Khandro Tashi Chotso was enthroned as a reincarnation (Tib: tulku) of Khandro Kunzang Chodron at Ewam Buddhist monastery in Silguri, in the Indian state of West Bengal, on Sunday. The ceremony was led on an auspicious dakini day* by the esteemed Nyingma lama His Holiness Shechen Rabjam Rinpoche.
Shechen Rabjam Rinpoche is visiting Ewam Monastery from 10–24 January to bestow the rarely offered reading transmission (Tib: lung) and all empowerments (Tib: wang) of the “Seven Modes of Transmission.”**—the collected works of one of the most eminent Buddhist teachers of the 19th century, Jamyang Khyentse Wangpo Rinpoche (1820–92).
Rinpoche’s teaching program, titled “Journey to the Extraordinary,” was organized at the request of Tulku Namchak Sang-ngag Rinpoche, who established Ewam Monastery in Silguri as a branch of his Buddhist organization Ewam International.
The enthronement of Khandro Tashi Chotso was requested by Sokpo Lama from Domang Monastery—a branch of Palyul Monastery in Drago Dzong in the Dokham Trehor region of eastern Tibet. The ceremony was held along with a White Vajravarahi (Tib: Dorje Phagmo) empowerment and a ritual for longevity. A long-life offering was given on behalf of representatives of the state government of Sikkim in northeastern India, chief minister Prem Singh Tamang and state minister Sonam Lama.

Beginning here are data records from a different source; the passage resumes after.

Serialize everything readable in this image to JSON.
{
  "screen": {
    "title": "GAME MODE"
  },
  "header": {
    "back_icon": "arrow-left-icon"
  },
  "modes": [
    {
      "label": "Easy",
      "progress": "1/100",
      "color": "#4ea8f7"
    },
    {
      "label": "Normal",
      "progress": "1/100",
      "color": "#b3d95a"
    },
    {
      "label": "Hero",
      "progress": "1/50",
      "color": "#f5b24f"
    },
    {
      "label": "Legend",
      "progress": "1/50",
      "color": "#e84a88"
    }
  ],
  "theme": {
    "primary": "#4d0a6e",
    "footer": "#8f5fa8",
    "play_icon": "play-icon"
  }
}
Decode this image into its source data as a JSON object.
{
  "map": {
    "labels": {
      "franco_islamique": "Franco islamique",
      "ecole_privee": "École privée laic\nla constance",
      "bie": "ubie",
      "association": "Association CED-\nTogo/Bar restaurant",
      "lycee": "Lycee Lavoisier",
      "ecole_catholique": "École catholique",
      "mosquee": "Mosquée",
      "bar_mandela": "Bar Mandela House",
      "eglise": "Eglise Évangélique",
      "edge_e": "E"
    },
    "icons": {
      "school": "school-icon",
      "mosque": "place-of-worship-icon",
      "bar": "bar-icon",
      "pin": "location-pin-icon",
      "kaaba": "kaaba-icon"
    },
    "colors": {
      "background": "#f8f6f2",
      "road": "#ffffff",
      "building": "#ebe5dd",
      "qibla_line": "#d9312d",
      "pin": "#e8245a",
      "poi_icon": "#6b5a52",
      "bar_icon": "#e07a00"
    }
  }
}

Khandro Tashi Chotso was born in Yuksom, western Sikkim. Her great-uncle was His Eminence Domang Yangthang Tulku Rinpoche (1929—2016), a highly revered Nyingma lama who was born in Sikkim, studied at Domang Monastery in Tibet, and, after 22 years in prison during the Chinese invasion, returned to Sikkim.
Several years ago, Khandro Tashi Chotso was recognized as the reincarnation of Khandro Kunzang Chodron (regarded as an emanation of Vajravarahi) by Lama Akhyuk Rinpoche (1927–2011), one of Tibet’s most renowned meditation masters of recent times, who founded Yarchen Gar Monastery.
It was Yangthang Tulku Rinpoche’s wish that his grand-niece be enthroned as a recognized incarnation and serve the Dharma. Before passing into parinirvana, he wrote a letter to her, which was found among his personal belongings, and later translated by the American translator Sangye Khandro. The letter, titled “A Bit of Advice Based on Purest Intentions for Tashi Chotso,” was published on Yangthang Rinpoche’s Facebook page as his final teaching, and emphasized the benefit of following the Dharma path:
If you wish to choose the path of the sublime Dharma, that would be the best! That is the correct illuminating path and it is the unmistaken way to go! First, it is important to single pointedly trust in the Triple Gem and firmly cherish the advice of parents and elders, and listen and guard the teachings given to you from compassionate masters, monks, and excellent practitioners. Keep your own mind stable and focused and, without wavering, enter this luminous path. First, purely accomplish your own purpose and then work to benefit others.
If you come to understand the Dharma that is taught by such an omniscient Buddha, then your own mind will become like the sky and will never be rigid. Your entire being will be open and free. Since the teachings of the Buddha are full of such temporary and ultimate benefit to yourself and all others if you can learn even a little bit of this Dharma that will bring tremendous achievement. Please hold this advice deep within your heart.
* Dakini (Tib: khandro), a female emanation of the enlightened nature. The 25th day of each month in the Tibetan lunar calendar is considered a dakini day and therefore especially appropriate for Dharmic activities.
** Known also as the seven authoritative transmissions (Tib: ka bab dun): the continuous transmission of sutra and tantra, earth treasures, rediscovered treasures, mind treasures, oral transmission, visionary revelations or ‘pure visions,’ and revelations from memory.